around the Nujiang River valley, their productivity was comparatively
low. They had to make up for their scanty agricultural output
by collecting fruits and wild vegetables and hunting. Their
simple production tools consisted of iron and bamboo
Slash-and-burn was practiced. The division of social labor was
not distinct, and handicrafts and commerce had not yet been
separated from agriculture. Bartering was in practice. Some
primitive markets began to appear in Bijiang and Fugong counties.
in productivity brought about changes in ownership. Prior to
1949, private ownership of land had been established in the
four counties around the Nujiang River valley, though landholding
was generally small. The rural population had split up into
classes, but the remnants of primitive public ownership and
patriarchal slavery still existed. Land ownership was in three
main forms: private ownership by individual peasants, ownership
by the clan, and public ownership by the clan or village. Among
the three, the first was dominant, while the second was a transitional
form from the primitive public ownership of land to private
ownership. Only a small portion of land was publicly owned.
As a result
of the penetration of landlord economic factors and the instability
of the small peasant economy, more and better land came under
the ownership by some clans, village chieftains or rich households.
An increasing number of poor peasants became landless. They
lived on rented land or as hired farmhands.
slavery existed in the Nujiang River area in the period between
the 16th century and the beginning of the 20th century. The
slaves were generally regarded as family members or "adopted
children." They lived, ate and worked with their masters,
and some of the slaves could buy back their freedom. The masters
could buy and sell slaves, but had no power over their lives.
The slaves were not stratified. All these reflected the characteristics
of exploitation under the early slavery system.
days, the remnant of the clan system could still be found among
the Lisus in the Nujiang River valley. There were more than
a dozen clans there, each with a different name. They included
Monkey, Snake, Sheep, Chicken, Bird, Fish, Mouse, Bee, Buckwheat,
Bamboo, Teak, Frost and Fire.

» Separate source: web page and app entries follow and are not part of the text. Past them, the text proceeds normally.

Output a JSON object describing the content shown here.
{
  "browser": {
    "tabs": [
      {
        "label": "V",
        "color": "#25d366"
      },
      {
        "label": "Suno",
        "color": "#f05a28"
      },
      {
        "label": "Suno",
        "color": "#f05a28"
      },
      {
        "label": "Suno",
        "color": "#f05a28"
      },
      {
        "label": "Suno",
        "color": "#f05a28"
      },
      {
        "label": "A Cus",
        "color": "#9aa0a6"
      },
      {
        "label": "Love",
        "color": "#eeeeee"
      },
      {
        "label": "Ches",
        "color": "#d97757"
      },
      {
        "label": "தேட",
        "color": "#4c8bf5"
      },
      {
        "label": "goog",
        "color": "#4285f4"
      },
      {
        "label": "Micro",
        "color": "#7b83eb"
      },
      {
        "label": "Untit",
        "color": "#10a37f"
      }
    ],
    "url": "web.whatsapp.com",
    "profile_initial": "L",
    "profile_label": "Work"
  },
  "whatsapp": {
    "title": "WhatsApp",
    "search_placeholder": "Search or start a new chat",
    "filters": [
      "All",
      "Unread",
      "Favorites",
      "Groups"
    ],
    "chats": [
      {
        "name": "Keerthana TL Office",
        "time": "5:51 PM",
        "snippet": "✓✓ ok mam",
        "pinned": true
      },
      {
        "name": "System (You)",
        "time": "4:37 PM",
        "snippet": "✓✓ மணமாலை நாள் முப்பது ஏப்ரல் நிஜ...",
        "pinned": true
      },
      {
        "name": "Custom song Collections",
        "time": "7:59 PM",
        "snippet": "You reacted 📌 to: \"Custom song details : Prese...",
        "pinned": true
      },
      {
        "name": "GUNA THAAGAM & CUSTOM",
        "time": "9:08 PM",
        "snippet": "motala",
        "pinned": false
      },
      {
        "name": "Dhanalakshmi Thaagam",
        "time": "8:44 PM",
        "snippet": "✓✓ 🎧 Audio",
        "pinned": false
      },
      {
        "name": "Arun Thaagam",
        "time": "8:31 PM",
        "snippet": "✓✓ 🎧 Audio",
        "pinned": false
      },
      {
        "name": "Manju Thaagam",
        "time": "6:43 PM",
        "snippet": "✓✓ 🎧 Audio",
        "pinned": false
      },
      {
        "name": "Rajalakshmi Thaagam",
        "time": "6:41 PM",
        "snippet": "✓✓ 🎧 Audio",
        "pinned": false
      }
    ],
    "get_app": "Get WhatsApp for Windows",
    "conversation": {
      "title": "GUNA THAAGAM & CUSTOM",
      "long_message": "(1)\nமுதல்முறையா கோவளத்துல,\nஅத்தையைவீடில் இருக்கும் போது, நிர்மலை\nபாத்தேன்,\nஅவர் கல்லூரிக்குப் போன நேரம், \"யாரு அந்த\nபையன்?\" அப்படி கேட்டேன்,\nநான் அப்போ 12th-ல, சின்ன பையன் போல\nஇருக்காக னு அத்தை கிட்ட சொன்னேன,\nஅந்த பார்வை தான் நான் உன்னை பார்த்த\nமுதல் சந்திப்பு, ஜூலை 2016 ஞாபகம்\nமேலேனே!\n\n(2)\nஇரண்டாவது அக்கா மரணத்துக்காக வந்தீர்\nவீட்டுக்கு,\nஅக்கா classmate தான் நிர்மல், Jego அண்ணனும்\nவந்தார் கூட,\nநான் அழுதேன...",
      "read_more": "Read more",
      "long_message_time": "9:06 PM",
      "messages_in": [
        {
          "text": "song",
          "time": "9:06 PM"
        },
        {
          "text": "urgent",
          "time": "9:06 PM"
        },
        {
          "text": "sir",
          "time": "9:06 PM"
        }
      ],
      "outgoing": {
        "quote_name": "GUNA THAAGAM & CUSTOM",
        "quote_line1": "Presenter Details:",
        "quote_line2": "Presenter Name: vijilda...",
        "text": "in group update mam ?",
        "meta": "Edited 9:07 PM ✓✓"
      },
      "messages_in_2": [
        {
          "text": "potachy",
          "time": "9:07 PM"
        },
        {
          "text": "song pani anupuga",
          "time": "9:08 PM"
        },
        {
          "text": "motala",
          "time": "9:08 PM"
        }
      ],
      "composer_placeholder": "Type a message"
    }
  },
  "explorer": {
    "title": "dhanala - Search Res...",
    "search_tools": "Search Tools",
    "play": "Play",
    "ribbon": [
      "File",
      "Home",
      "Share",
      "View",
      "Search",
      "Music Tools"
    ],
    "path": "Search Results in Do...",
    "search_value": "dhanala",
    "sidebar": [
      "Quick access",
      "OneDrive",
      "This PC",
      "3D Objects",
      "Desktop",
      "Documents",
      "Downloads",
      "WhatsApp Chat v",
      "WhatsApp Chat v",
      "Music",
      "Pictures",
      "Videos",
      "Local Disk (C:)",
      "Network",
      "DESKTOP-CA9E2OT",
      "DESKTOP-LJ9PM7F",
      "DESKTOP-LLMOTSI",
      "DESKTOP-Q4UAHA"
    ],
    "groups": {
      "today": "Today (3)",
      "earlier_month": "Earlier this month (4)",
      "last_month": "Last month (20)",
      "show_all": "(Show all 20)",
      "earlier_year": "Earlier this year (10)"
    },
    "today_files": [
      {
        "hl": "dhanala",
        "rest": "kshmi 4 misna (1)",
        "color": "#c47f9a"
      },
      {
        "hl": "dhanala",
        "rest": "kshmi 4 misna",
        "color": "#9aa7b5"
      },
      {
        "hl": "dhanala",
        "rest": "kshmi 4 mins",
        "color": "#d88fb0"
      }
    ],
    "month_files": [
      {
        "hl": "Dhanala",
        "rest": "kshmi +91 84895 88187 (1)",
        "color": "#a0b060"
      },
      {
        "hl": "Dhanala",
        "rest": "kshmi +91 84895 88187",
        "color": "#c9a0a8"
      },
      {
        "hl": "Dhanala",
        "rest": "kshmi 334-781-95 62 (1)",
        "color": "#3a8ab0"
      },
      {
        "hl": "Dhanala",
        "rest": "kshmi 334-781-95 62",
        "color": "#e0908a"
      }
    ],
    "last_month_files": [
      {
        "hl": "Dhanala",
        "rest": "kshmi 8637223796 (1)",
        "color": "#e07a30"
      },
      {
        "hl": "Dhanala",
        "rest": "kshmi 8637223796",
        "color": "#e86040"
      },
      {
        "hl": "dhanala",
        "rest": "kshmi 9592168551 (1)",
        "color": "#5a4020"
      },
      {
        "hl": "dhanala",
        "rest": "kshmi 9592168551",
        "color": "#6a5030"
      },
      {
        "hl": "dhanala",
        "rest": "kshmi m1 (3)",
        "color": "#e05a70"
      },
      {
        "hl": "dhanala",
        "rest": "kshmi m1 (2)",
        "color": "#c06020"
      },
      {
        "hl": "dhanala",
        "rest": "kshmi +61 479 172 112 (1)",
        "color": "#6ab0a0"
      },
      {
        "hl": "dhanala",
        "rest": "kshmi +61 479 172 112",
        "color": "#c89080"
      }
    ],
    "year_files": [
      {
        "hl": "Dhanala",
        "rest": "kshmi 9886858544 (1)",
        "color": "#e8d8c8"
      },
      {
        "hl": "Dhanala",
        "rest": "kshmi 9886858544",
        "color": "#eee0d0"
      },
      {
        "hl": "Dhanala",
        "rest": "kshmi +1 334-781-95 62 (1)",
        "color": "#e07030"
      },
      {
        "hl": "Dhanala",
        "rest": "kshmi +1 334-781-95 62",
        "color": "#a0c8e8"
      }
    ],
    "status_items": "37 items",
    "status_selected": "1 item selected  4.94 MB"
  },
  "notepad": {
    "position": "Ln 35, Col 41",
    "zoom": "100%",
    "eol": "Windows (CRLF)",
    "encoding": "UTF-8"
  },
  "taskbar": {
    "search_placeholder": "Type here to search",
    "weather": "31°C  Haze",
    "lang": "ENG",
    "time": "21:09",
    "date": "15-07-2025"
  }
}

The names also served as their
totems. Within each clan, except for a feeling of kinship, individual
households had little economic links with one another.